Welcome back to 80s Bits, the weekly column in which we explore the best and worst of the Decade of Shame. With guest writers, hidden gems and more, it’s truly, truly, truly outrageous.
There is absolutely no reason that Footloose should have worked. Coming off the massive success of Flashdance, Paramount was looking for another song and dance hit to capture the glitzy zeitgeist of the 1980s, except this time it had to appeal to the boys. Originally slated as a Michael Cimino production, who had won an Oscar for his Vietnam film The Deer Hunter in 1978 before almost singlehandedly killing the Western genre (not to mention his career) with Heaven’s Gate, he was eventually dropped from the project, along with a young Madonna who also audition for a lead role. Yet this disaster in the waiting went on to gross over $80 million at the box office, and create a genuine legacy by spawning a Broadway production and a recent remake.
Ren McCormick (Kevin Bacon, Crazy, Stupid, Love) moves with his mother from Chicago to the small town of Bomont, where they intend to live with Ren’s aunt and uncle. After making friends with local Willard (Chris Penn, Reservoir Dogs) and falling for the rebellious Ariel (Lori Singer), Ren discovers that the city council and Ariel’s strict father, Reverend Shaw Moore (John Lithgow, Rise of the Planet of the Apes), has banned dancing and rock music in the town. Ren resolves to fight the power and the city fathers and bring cutting loose back to Bomont.
It would be very easy to dismiss Footloose as a cheap cash-in on the dance craze with a music video aesthetic tacked on the front end.

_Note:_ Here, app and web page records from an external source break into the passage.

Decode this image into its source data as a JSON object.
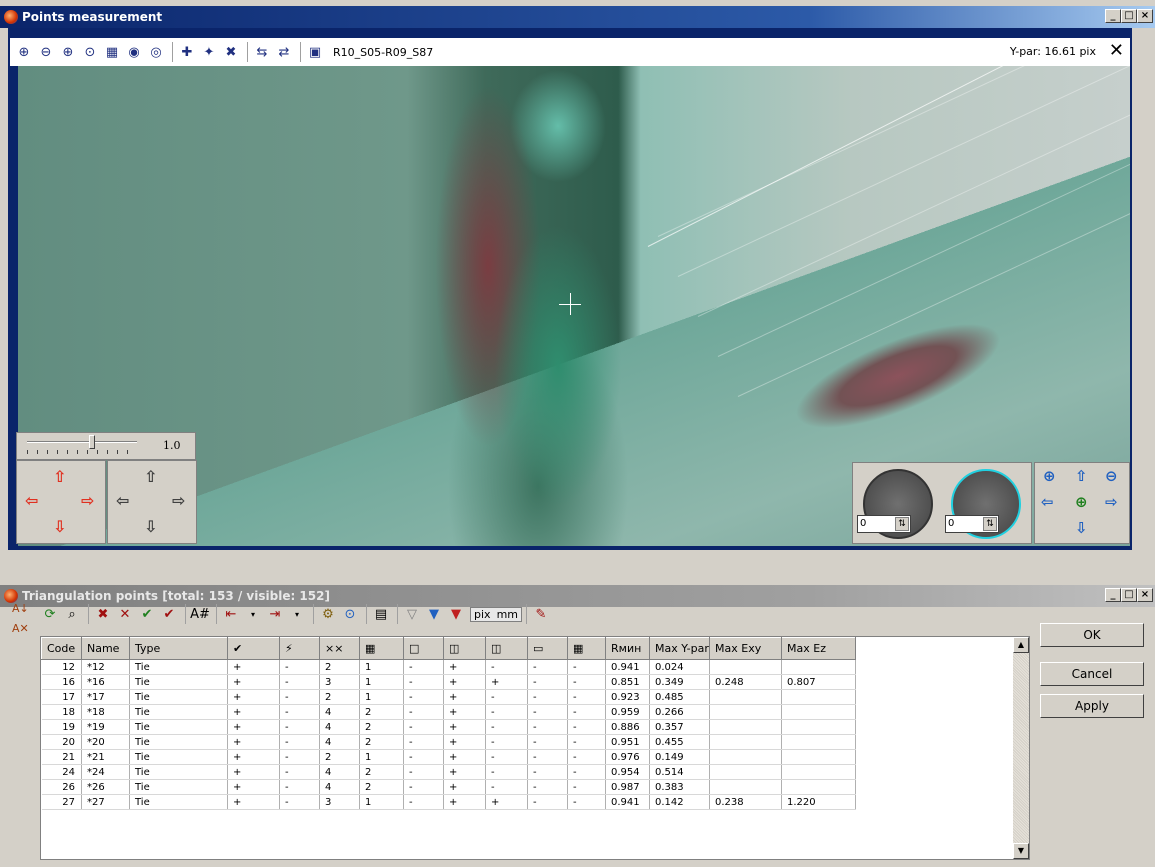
{
  "main_window": {
    "title": "Points measurement",
    "window_buttons": {
      "minimize": "_",
      "maximize": "□",
      "close": "×"
    }
  },
  "viewer": {
    "image_name": "R10_S05-R09_S87",
    "ypar_label": "Y-par: 16.61 pix",
    "close_label": "✕",
    "slider_value": "1.0",
    "rotation_left": "0",
    "rotation_right": "0"
  },
  "points_panel": {
    "title": "Triangulation points [total: 153 / visible: 152]",
    "units": [
      "pix",
      "mm"
    ],
    "columns": [
      "Code",
      "Name",
      "Type",
      "✔",
      "⚡",
      "××",
      "▦",
      "□",
      "◫",
      "◫",
      "▭",
      "▦",
      "Rмин",
      "Max Y-par",
      "Max Exy",
      "Max Ez"
    ],
    "rows": [
      [
        "12",
        "*12",
        "Tie",
        "+",
        "-",
        "2",
        "1",
        "-",
        "+",
        "-",
        "-",
        "-",
        "0.941",
        "0.024",
        "",
        ""
      ],
      [
        "16",
        "*16",
        "Tie",
        "+",
        "-",
        "3",
        "1",
        "-",
        "+",
        "+",
        "-",
        "-",
        "0.851",
        "0.349",
        "0.248",
        "0.807"
      ],
      [
        "17",
        "*17",
        "Tie",
        "+",
        "-",
        "2",
        "1",
        "-",
        "+",
        "-",
        "-",
        "-",
        "0.923",
        "0.485",
        "",
        ""
      ],
      [
        "18",
        "*18",
        "Tie",
        "+",
        "-",
        "4",
        "2",
        "-",
        "+",
        "-",
        "-",
        "-",
        "0.959",
        "0.266",
        "",
        ""
      ],
      [
        "19",
        "*19",
        "Tie",
        "+",
        "-",
        "4",
        "2",
        "-",
        "+",
        "-",
        "-",
        "-",
        "0.886",
        "0.357",
        "",
        ""
      ],
      [
        "20",
        "*20",
        "Tie",
        "+",
        "-",
        "4",
        "2",
        "-",
        "+",
        "-",
        "-",
        "-",
        "0.951",
        "0.455",
        "",
        ""
      ],
      [
        "21",
        "*21",
        "Tie",
        "+",
        "-",
        "2",
        "1",
        "-",
        "+",
        "-",
        "-",
        "-",
        "0.976",
        "0.149",
        "",
        ""
      ],
      [
        "24",
        "*24",
        "Tie",
        "+",
        "-",
        "4",
        "2",
        "-",
        "+",
        "-",
        "-",
        "-",
        "0.954",
        "0.514",
        "",
        ""
      ],
      [
        "26",
        "*26",
        "Tie",
        "+",
        "-",
        "4",
        "2",
        "-",
        "+",
        "-",
        "-",
        "-",
        "0.987",
        "0.383",
        "",
        ""
      ],
      [
        "27",
        "*27",
        "Tie",
        "+",
        "-",
        "3",
        "1",
        "-",
        "+",
        "+",
        "-",
        "-",
        "0.941",
        "0.142",
        "0.238",
        "1.220"
      ]
    ]
  },
  "buttons": {
    "ok": "OK",
    "cancel": "Cancel",
    "apply": "Apply"
  }
}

Indeed, back in 1984, Roger Ebert described the film as “a seriously confused movie that tries to do three things, and does all of them badly”. Yet this ignores the basic strengths of the film, in that it is the same little rebel in a sea of copycats that Kevin Bacon’s Ren is amongst the kids of Bomont. Loosely based on the real-life events of the town of Elmore City, Oklahoma, Footloose has always remained a great ‘rebel with a cause’ film because it questions the ultimate conservative institution: the church. Represented by the deliciously creepy John Lithgow, he sees the world in black and white. “If our Lord wasn’t testing us, how would you account for the proliferation, these days, of this obscene rock and roll music, with its gospel of easy sexuality and relaxed morality?”. Ren’s world, as the representative of the youth of America, is one of living colour.
Kevin Bacon is the breakout performance. With Friday the 13th and Diner already under his belt, Footloose catapulted the young actor into a place that would see him only six degrees away from any given person in Hollywood. Not even a sequence in which he dances his aggression away in an abandoned warehouse can diminish his manliness one iota. Lori Singer, best known at the time for her role on the Fame TV series, proves to be a bit of a one-trick pony in her role here. Rather it is the late, great Chris Penn who proves to be a better companion for Bacon, goofily learning to dance in one of the best musical montages of the decade. Academy Award®-nominated Lithgow sews the seeds of the villain roles he would portray later in the 1980s, such as his role the same year in The Adventures of Buckaroo Banzai Across the 8th Dimension.
Yet it is the soundtrack that is the real star here. With a title track that is arguably more famous than the film, the Kenny Loggins tune gives a buoyantly joyful edge to the opening and closing of the film, and Deniece Williams “Let’s Hear It for the Boy” also reached the #1 position on the Billboard Charts, and has become a karaoke classic to boot. Similarly, Bonnie Tyler’s “Holding Out for a Hero” is said to be the first music-video that successfully promoted a movie while having no movie footage in the video! Again, this is all evidence to suggest that Footloose was more interested in record sales and music videos than in narrative strength. However, whether it was intentional or not, Herbert Ross’ Footloose set out tap into the rhythm of an era and inadvertently captured the zeitgeist in the process.